Heyman reported a few weeks ago that the Diamondbacks are interested, and the Cubs, Blue Jays, and Dodgers were tied to him just ahead of the July 31 trade deadline.

Cubs, Cardinals, Giants, Dodgers, and Red Sox all showing serious interest in David Price

AP Photo/Tim Donnelly

David Price has expressed a desire to return to Toronto, where he finished out the 2015 season, but FOX Sports’ Ken Rosenthal writes Wednesday that the Blue Jays “are not expected to be a major factor in his free agency.”

The teams that should be considered serious suitors, per Rosenthal, are the Cubs, Cardinals, Giants, Dodgers, and Red Sox — all deep-pocketed teams looking to contend in 2016. Money is apparently the issue for the Blue Jays, who are currently owned by Rogers Communications.

Price registered an outstanding 2.45 ERA, 1.076 WHIP, and 225/47 K/BB ratio in 220 1/3 innings (32 starts) this past season between the Tigers and Jays, finishing second in the American League Cy Young Award race behind Dallas Keuchel of the Astros.

The 30-year-old left-hander is probably looking for a six- or seven-year contract worth more than $25 million per season. He is represented by agent Bo McKinnis.

Marlins have begun extension talks with Dee Gordon

Dee Gordon
AP Photo/Alex Brandon

Barry Jackson of the Miami Herald wrote three weeks ago that the Marlins were probably going to explore an extension this winter with second baseman Dee Gordon. And it sounds like those talks are underway.

Via beat writer Joe Frisaro of

As a guest on MLB Network’s “Hot Stove” show Wednesday morning, Gordon confirmed his camp has been in talks with the Marlins regarding a multiyear deal. A source told that the discussions are preliminary and have just recently started.

“My agent is doing the talking,” Gordon said on the show. “They’re just keeping me in the loop. I think it’s going pretty well right now. We’ll see how that goes. I’m just playing the waiting game. We’re going to do the right thing.”

The 27-year-old carries three more seasons of salary arbitration, so there’s no real rush to get something done before next spring. Gordon carries quite a bit of leverage after posting a career-best .333/.359/.418 slash line in 145 games this past season for the Fish. He led all major leaguers in hits (205) and stolen bases (58).

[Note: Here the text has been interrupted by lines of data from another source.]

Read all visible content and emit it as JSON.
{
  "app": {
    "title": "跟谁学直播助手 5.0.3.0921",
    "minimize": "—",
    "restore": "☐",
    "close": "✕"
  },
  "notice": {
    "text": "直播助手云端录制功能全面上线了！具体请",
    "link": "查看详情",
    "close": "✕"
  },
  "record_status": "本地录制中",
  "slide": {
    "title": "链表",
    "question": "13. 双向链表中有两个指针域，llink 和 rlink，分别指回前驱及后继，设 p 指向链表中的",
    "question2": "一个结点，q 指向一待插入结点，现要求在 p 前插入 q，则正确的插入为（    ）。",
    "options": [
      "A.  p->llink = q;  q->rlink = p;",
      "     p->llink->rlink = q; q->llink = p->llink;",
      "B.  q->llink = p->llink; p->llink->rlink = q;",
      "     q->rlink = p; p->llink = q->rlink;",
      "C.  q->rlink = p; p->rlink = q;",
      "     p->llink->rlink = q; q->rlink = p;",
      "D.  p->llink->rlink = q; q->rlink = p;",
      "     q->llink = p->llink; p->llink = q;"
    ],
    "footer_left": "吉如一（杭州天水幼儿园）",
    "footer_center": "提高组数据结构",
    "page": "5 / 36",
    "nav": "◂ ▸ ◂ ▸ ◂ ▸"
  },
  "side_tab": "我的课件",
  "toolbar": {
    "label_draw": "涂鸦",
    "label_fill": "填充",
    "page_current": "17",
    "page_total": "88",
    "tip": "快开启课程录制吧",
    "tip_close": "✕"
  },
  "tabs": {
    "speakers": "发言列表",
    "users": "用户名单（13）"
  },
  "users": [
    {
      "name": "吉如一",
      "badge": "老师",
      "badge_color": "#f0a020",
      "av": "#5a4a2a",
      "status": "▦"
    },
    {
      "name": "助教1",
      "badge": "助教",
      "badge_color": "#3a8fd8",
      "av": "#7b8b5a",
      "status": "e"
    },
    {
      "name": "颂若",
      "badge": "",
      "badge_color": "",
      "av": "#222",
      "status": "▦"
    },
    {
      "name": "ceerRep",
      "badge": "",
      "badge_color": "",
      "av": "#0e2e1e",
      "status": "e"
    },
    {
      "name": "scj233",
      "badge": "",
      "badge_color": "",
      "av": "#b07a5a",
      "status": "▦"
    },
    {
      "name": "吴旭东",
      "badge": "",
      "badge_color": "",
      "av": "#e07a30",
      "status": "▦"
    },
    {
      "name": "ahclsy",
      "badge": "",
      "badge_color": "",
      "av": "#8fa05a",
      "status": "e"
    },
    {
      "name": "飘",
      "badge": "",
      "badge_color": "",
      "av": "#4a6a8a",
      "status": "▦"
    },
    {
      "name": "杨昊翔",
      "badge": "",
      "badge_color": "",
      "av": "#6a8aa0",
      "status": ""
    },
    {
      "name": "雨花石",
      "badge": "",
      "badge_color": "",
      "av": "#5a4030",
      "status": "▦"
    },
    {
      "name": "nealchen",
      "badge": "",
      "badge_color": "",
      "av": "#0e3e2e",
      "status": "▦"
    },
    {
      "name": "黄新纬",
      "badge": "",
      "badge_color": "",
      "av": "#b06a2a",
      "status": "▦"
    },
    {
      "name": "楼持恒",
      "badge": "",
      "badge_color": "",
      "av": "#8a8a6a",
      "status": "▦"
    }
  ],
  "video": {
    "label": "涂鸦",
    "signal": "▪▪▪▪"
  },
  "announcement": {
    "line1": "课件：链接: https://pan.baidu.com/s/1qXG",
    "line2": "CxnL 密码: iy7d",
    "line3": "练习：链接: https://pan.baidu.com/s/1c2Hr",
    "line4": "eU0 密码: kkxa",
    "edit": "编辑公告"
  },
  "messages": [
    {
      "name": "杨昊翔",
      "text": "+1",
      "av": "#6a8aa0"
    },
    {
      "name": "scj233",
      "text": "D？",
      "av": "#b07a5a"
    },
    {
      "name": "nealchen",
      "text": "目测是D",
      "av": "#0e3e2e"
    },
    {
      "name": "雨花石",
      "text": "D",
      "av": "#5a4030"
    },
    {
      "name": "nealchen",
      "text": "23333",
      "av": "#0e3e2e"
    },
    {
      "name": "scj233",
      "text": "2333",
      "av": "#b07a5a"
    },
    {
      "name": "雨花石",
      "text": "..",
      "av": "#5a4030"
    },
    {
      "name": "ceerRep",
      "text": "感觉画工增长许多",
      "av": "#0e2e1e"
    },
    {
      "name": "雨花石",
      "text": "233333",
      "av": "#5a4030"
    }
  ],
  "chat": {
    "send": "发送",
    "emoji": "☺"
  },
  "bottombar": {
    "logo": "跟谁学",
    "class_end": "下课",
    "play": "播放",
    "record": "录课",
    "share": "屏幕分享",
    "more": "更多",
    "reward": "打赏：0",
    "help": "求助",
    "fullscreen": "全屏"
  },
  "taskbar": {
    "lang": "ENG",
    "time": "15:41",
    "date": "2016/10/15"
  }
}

Braves sign Bud Norris to one-year contract

Bud Norris

Bud Norris has found a home for his attempt at a bounceback season, signing a one-year deal with the Braves. Jon Heyman of says it’s worth $2.5 million, which is a huge cut from his $8.8 million salary this year.

Norris had established himself as a solid mid-rotation starter from 2009-2014, but had a brutal 2015 season split between the Orioles and Padres with a 6.72 ERA in 83 innings and a late-season move to the bullpen.

In announcing the signing the Braves referred to Norris as a starting pitcher, so joining the rotation for a rebuilding team gives him a chance to get his career back on track with an eye on hitting the open market as a free agent again next offseason. And if he fares well, the Braves could use him to add a prospect or two at the trade deadline.